The following editorial was written by Wilton’s state representative, Gail Lavielle (R-143), and sent to her constituents. It explains what will happen in the capital once Gov. Ned Lamont presents his budget to lawmakers today, Wednesday, Feb. 20.
Here Comes the Budget
[Today], Wednesday, Feb. 20, Gov. Lamont will present his 2020-21 biennial budget proposal to the full legislature. That will be the beginning of a process that will take at least the full length of the legislative session, which ends on June 5, to complete. In recent years, it has sometimes taken much longer.
The Budget Process
As a reminder, here is how the process works. The legislature, not the governor, develops and votes on the budget. The governor’s proposal provides a framework and a baseline that the legislature usually works from to write its own budget. The governor may veto any budget that passes, but the legislature may also override that veto. The possibility of the veto usually makes negotiation between the governor and the legislature necessary, even when the legislative majority and the governor share the same party, as is the case right now. In the legislature, the Appropriations Committee is responsible for the spending side of the budget, and the Finance, Revenue, and Bonding Committee for the revenue side.

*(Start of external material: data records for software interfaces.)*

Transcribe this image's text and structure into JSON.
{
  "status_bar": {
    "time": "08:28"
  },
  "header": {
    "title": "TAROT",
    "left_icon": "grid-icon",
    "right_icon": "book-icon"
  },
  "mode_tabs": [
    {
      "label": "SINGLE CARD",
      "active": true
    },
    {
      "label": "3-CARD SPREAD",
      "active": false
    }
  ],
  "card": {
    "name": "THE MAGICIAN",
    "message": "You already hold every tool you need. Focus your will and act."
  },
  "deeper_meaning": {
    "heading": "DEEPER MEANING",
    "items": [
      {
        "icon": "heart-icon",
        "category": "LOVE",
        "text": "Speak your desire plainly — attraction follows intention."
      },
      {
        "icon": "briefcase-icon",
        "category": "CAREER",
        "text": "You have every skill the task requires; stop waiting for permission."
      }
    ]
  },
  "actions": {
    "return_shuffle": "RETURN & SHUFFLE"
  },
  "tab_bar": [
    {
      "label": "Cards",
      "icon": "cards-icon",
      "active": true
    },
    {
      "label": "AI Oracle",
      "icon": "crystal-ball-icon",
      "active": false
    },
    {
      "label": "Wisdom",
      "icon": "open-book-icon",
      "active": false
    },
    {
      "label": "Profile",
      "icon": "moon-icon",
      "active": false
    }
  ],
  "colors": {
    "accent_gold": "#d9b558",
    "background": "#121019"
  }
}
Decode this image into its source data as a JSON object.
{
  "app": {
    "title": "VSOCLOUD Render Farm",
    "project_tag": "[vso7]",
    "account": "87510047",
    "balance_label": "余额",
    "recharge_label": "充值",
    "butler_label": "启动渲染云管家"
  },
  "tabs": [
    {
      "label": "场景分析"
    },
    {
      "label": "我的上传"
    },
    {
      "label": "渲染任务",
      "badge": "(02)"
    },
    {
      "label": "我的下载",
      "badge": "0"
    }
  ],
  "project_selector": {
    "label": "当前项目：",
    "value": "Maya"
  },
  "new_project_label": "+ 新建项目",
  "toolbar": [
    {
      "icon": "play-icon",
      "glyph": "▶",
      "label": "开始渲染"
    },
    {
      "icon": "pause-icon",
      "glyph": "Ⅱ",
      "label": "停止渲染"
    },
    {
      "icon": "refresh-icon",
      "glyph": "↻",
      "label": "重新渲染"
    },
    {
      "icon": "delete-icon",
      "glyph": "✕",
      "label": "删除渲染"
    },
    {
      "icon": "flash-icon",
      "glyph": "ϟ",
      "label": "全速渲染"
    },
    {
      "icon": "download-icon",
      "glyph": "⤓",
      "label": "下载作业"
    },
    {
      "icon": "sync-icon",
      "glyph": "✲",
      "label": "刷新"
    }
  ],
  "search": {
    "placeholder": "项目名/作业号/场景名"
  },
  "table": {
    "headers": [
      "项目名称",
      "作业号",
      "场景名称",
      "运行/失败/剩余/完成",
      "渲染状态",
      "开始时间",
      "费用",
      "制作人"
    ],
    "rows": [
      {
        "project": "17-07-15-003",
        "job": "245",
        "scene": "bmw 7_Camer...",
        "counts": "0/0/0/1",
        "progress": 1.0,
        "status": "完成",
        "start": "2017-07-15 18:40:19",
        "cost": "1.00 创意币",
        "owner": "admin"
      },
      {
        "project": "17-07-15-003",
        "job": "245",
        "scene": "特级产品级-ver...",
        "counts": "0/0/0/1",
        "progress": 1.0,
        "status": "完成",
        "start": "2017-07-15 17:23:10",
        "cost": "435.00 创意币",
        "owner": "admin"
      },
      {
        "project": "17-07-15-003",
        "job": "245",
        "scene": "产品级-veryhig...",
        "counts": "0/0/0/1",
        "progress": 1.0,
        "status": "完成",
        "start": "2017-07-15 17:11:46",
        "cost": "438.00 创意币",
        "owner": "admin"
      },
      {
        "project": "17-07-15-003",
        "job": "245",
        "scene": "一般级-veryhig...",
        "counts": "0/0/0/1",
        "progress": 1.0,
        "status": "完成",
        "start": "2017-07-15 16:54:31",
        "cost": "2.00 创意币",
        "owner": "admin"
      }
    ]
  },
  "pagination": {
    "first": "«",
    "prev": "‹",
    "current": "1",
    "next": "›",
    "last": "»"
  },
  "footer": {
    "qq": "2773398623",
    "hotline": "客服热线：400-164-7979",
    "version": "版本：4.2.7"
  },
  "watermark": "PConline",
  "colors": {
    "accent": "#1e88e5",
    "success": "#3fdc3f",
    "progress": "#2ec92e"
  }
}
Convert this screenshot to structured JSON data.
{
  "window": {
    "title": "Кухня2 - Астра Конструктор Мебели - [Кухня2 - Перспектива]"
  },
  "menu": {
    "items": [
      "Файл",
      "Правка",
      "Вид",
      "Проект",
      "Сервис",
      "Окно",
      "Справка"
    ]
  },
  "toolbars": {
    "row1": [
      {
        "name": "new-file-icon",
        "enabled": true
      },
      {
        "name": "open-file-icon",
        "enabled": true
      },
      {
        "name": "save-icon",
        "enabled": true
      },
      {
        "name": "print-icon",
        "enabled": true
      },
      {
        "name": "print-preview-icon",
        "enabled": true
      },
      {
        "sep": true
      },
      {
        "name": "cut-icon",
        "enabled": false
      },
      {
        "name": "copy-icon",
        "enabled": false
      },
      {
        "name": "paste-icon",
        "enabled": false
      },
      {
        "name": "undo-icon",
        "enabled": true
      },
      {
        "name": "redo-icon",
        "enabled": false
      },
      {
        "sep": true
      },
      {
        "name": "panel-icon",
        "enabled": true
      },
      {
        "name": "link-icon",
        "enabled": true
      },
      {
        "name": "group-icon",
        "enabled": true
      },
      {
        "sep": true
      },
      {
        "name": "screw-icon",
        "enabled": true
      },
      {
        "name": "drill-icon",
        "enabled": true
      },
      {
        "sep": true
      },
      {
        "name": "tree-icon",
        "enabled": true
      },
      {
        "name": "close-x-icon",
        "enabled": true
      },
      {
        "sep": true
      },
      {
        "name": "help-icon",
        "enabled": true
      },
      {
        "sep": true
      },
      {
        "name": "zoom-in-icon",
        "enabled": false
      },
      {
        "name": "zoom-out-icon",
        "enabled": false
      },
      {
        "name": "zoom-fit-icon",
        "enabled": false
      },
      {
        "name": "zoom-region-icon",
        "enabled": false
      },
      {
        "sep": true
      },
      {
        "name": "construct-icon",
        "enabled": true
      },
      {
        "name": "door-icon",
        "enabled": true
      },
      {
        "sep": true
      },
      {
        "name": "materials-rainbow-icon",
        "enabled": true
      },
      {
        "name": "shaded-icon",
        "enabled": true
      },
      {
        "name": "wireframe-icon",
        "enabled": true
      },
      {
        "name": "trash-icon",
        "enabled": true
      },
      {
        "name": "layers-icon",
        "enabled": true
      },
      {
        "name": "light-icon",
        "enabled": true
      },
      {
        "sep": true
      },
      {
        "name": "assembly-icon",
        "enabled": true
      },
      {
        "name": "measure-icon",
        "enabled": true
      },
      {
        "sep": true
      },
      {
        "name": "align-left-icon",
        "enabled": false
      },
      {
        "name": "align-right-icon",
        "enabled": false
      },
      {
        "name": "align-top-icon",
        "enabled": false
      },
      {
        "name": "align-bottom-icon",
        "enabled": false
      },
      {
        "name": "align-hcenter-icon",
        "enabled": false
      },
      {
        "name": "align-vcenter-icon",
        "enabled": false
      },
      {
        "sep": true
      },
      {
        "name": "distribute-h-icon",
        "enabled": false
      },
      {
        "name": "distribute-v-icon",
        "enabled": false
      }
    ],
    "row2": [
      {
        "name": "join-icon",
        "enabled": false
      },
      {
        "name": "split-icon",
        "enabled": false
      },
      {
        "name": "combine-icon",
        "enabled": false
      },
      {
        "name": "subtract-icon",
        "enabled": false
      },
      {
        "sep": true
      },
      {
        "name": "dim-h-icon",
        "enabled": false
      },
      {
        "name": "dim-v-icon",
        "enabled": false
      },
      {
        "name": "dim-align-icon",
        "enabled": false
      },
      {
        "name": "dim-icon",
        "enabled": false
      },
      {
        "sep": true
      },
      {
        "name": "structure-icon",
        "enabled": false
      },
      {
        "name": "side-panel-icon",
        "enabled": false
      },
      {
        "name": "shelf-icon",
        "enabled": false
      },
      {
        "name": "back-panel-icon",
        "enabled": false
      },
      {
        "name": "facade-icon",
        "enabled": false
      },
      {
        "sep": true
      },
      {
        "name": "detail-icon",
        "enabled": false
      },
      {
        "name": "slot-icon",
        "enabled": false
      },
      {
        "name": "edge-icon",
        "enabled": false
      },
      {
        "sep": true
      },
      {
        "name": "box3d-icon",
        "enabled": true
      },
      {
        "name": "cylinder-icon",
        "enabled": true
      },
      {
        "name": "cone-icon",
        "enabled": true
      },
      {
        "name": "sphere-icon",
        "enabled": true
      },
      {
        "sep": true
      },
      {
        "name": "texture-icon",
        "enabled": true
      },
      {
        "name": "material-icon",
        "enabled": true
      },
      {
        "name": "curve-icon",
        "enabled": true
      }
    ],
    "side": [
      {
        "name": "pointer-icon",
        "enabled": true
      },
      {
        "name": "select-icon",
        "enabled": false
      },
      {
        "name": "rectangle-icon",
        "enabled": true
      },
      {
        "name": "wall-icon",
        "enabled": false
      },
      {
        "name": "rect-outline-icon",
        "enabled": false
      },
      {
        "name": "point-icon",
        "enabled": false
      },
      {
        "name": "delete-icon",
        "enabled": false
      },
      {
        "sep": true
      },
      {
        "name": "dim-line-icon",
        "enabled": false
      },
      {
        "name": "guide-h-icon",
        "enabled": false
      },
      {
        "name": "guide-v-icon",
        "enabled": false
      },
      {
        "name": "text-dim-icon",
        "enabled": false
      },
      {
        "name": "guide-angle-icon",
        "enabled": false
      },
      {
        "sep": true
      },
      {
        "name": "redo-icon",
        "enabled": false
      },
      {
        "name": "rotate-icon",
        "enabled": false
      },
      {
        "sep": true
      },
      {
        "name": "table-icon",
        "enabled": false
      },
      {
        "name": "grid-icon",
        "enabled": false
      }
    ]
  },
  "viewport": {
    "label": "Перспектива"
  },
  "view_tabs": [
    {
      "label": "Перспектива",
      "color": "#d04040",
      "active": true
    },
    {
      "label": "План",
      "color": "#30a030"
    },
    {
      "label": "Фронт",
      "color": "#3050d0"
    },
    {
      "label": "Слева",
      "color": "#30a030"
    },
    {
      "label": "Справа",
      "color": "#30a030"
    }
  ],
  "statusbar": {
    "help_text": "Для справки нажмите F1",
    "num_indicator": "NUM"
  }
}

Following the governor’s address, the governor’s budget director, OPM Secretary Melissa McCaw, will present the details of the budget to the Appropriations Committee on Thursday, and will answer questions. Shortly thereafter, the Finance Committee will hear the same presentation.
On Tuesday, Feb. 26, begins a series of Appropriations Committee budget hearings that lasts for two weeks. Every morning, several department heads present their detailed budgets to the Committee, and in the late afternoons/evenings, members of the public are invited to offer testimony. If you would like to testify on any budget line items, click here for the schedule. You may also submit written testimony via email.
While legislators of both parties collect information together in meetings during March and April, the majority party usually presents only its own budget for a vote in late April. The minority party may propose amendments to that budget or call its own budget as an amendment as well. Once a budget is approved by both Appropriations and Finance, it goes to the House and Senate chambers for a final vote, generally in late May or very early June. The original budget voted out of committee will likely change substantially before the votes in the House and Senate.
As Ranking Member of the Appropriations Committee, I will be heavily involved in the budget process and will be keeping you informed as it moves forward.
Please don’t hesitate to contact me if you’d like to discuss the state budget, or any other issue, further. I am always happy to hear from you.